Within the records that follow, find every line containing the string "screenshot". Copy those lines.

[Data excerpts]
══════════
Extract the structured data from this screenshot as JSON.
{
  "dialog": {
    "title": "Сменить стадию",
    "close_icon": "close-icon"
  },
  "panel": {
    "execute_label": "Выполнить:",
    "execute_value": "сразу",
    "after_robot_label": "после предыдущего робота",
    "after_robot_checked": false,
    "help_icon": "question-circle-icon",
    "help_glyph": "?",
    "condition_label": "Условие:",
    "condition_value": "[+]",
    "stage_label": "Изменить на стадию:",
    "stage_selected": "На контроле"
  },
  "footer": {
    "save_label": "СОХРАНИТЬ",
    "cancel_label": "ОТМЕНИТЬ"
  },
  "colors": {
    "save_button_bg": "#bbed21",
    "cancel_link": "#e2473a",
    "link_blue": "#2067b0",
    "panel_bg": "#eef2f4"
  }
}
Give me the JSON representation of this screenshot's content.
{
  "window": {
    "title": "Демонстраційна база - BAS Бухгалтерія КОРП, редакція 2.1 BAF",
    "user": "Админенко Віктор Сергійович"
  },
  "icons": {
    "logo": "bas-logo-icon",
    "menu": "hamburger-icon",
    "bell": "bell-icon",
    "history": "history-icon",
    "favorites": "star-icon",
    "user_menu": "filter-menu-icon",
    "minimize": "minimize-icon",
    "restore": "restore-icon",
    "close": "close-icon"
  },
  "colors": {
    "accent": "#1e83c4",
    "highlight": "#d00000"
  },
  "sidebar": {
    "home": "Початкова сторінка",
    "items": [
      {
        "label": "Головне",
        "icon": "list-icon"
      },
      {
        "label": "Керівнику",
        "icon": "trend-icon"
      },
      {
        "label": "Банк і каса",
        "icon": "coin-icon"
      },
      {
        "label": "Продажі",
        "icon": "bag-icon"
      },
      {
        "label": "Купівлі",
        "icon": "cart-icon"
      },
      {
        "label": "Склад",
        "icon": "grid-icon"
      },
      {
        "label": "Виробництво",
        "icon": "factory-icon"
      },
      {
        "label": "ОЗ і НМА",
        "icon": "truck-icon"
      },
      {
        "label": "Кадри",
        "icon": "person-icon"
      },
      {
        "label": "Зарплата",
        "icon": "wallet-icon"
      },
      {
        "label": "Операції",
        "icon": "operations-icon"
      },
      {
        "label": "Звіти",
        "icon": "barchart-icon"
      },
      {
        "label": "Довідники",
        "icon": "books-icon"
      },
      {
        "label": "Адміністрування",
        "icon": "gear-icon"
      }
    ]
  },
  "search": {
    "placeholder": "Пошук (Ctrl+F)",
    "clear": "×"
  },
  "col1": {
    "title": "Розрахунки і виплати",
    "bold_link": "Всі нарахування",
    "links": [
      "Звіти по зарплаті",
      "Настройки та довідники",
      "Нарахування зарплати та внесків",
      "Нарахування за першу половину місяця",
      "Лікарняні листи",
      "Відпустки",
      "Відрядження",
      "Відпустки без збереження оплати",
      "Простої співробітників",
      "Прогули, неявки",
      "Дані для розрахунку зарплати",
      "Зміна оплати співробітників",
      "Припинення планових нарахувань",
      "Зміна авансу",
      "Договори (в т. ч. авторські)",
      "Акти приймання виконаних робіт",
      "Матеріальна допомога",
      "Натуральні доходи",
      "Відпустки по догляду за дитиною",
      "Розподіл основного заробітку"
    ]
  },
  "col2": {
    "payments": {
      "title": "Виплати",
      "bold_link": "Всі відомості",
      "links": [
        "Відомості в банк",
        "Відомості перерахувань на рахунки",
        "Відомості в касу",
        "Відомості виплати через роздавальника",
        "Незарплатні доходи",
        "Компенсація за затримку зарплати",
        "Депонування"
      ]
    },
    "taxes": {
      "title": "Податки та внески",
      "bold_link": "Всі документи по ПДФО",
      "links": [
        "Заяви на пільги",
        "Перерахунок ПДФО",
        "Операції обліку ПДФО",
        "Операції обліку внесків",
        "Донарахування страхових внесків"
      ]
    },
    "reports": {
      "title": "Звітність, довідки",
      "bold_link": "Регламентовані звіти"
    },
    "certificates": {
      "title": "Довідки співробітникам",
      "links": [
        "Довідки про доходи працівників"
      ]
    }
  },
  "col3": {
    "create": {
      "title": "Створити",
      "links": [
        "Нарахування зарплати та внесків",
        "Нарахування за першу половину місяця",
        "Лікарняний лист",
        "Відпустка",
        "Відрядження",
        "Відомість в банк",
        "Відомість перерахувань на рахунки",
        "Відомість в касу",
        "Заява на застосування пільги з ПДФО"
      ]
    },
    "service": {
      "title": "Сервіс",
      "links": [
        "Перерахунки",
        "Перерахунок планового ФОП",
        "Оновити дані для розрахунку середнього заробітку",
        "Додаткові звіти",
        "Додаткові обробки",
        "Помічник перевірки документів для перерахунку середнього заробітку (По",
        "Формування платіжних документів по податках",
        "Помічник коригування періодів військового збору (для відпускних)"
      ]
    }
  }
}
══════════
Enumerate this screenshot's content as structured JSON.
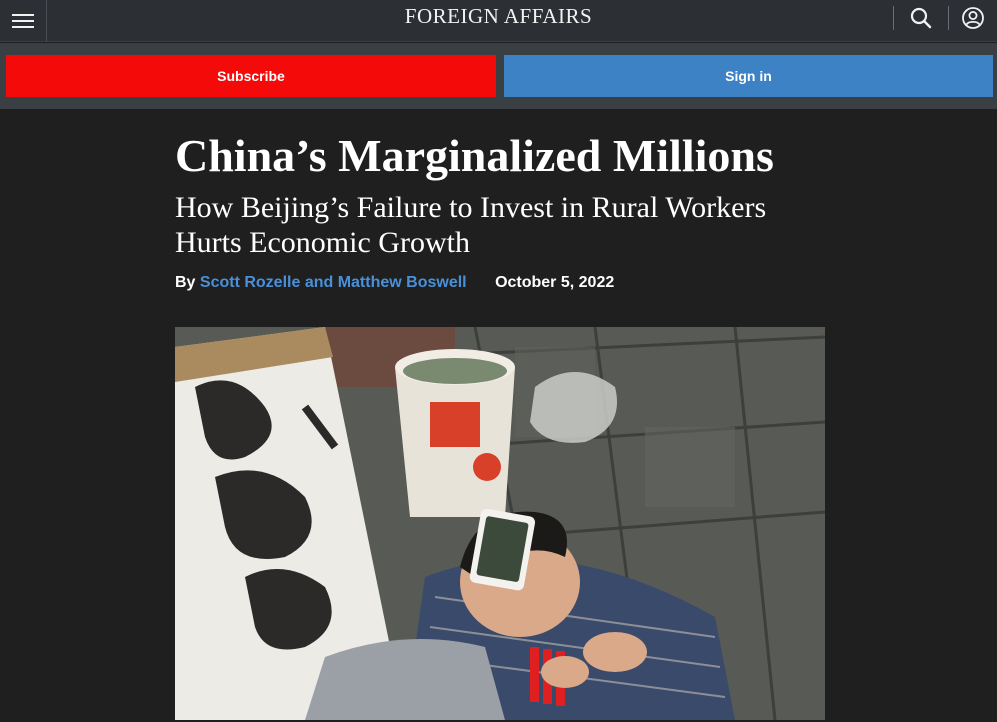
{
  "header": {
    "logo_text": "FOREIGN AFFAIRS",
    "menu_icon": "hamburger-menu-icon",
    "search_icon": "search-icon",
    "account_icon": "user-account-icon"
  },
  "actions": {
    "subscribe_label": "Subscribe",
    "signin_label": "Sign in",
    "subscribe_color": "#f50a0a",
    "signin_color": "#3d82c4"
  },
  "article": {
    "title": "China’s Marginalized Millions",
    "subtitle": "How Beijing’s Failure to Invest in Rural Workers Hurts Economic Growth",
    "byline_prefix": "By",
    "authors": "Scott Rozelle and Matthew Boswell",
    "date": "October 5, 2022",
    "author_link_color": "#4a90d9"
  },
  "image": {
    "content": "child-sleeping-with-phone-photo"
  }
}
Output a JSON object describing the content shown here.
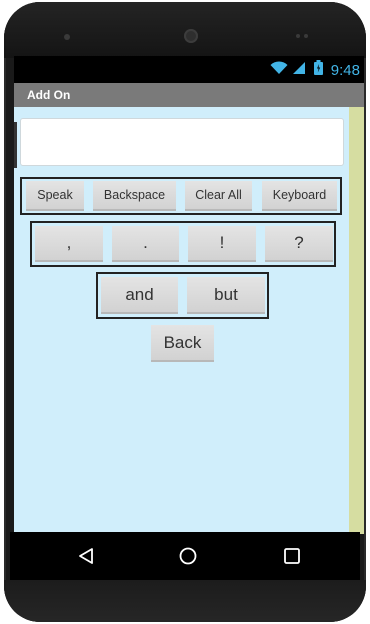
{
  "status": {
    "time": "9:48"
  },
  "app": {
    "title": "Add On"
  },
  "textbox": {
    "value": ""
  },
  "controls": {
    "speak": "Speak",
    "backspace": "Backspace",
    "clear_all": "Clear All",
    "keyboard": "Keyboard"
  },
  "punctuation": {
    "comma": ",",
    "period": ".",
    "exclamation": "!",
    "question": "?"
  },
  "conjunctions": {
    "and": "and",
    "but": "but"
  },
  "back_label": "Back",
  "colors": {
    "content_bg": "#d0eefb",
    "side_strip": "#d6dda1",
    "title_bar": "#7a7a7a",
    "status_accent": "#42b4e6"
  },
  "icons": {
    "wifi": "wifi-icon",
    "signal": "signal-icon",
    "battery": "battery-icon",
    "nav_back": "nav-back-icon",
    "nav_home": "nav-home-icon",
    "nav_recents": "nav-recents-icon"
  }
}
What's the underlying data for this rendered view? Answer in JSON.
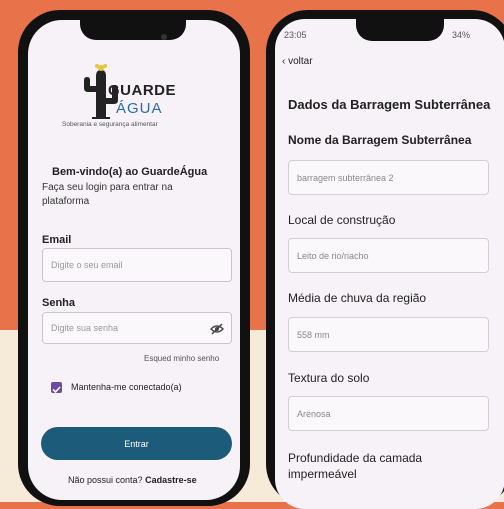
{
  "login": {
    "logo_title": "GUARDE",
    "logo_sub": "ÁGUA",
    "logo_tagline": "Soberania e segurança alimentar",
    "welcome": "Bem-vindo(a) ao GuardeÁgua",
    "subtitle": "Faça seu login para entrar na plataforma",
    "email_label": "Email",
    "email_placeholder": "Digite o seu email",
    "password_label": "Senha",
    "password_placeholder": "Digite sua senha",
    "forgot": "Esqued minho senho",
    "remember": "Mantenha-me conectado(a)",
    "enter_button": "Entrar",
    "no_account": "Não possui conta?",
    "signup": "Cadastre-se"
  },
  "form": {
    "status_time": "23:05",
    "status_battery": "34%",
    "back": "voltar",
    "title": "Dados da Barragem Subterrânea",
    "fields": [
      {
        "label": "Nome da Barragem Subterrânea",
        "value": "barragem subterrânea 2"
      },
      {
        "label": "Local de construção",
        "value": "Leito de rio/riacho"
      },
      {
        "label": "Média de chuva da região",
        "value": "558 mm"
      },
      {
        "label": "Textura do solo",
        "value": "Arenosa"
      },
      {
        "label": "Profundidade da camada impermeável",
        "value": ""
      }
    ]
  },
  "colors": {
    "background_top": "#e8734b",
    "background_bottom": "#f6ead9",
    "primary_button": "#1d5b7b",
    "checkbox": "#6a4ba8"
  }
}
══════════
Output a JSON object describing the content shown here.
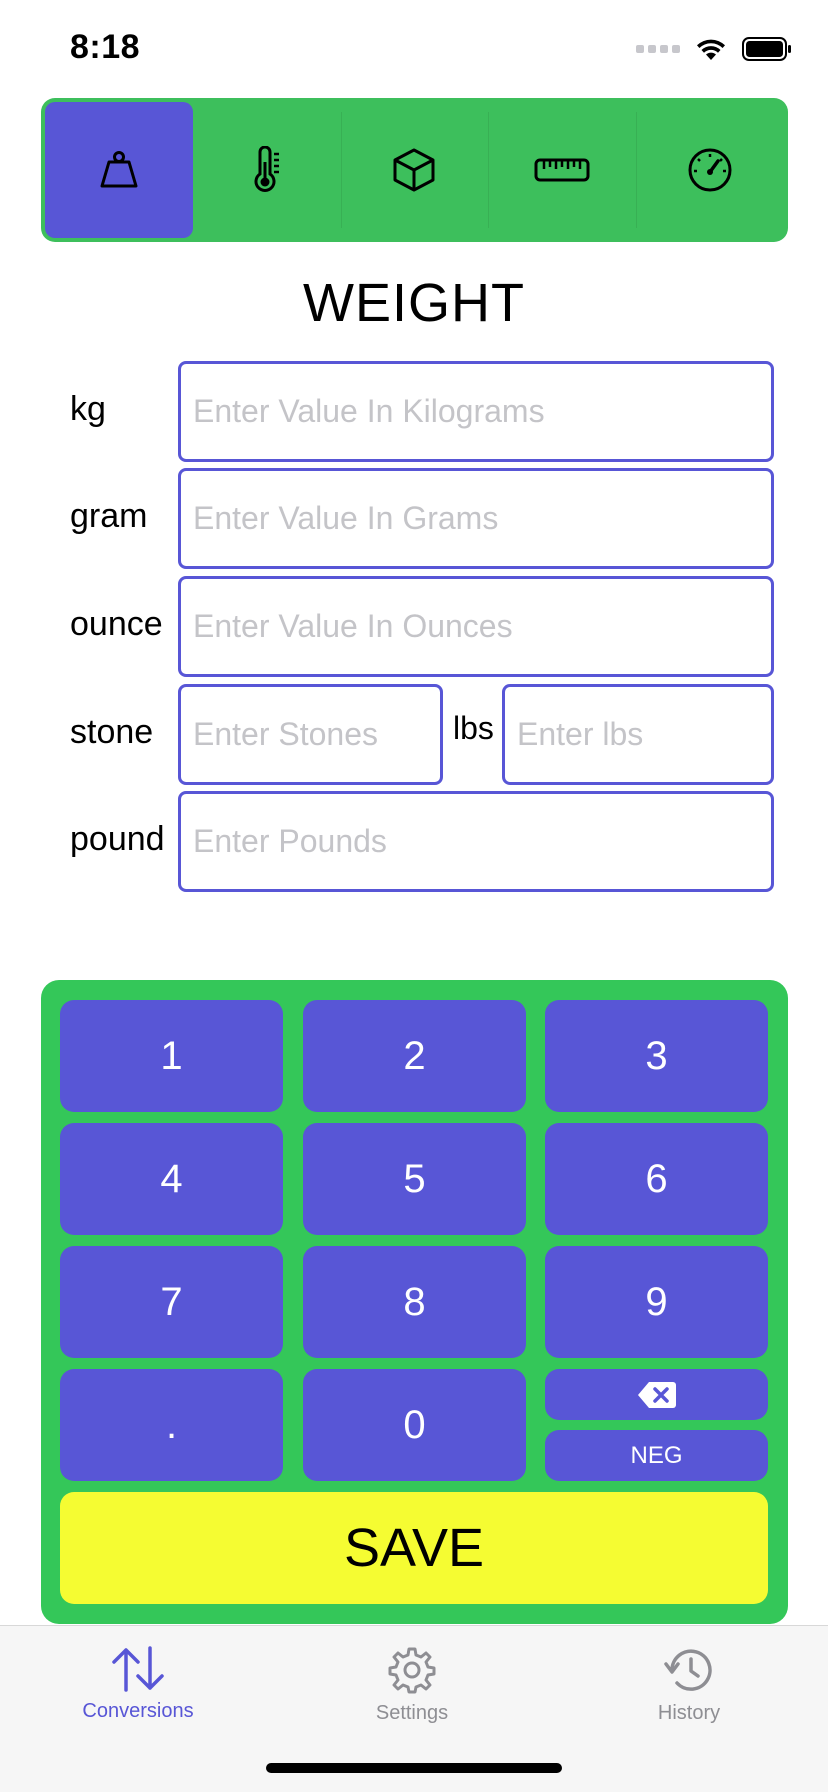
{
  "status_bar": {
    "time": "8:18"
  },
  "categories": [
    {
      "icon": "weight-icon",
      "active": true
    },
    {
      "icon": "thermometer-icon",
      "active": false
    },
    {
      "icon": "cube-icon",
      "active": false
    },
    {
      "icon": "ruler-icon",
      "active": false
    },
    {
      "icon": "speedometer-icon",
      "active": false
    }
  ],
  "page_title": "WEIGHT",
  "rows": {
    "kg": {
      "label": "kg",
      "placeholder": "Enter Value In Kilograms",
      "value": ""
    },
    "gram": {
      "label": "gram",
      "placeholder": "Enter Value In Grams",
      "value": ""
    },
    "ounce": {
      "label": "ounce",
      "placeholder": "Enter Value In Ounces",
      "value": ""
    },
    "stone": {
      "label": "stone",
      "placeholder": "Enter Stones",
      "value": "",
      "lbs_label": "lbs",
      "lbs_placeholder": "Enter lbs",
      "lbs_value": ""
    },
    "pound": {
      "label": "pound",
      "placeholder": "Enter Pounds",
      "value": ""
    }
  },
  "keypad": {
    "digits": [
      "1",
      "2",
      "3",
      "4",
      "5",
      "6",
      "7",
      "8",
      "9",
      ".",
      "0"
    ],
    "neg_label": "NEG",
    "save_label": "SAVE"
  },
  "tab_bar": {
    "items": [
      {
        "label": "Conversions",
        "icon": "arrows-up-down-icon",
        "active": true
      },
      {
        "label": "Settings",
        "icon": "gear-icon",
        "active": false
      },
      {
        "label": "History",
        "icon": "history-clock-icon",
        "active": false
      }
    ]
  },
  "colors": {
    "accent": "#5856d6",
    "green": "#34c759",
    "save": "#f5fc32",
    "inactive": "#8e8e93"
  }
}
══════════
Exercise output
Extract the structured data from this screenshot as JSON.
Give me the JSON representation of this screenshot's content.
Enumerate this screenshot's content as structured JSON.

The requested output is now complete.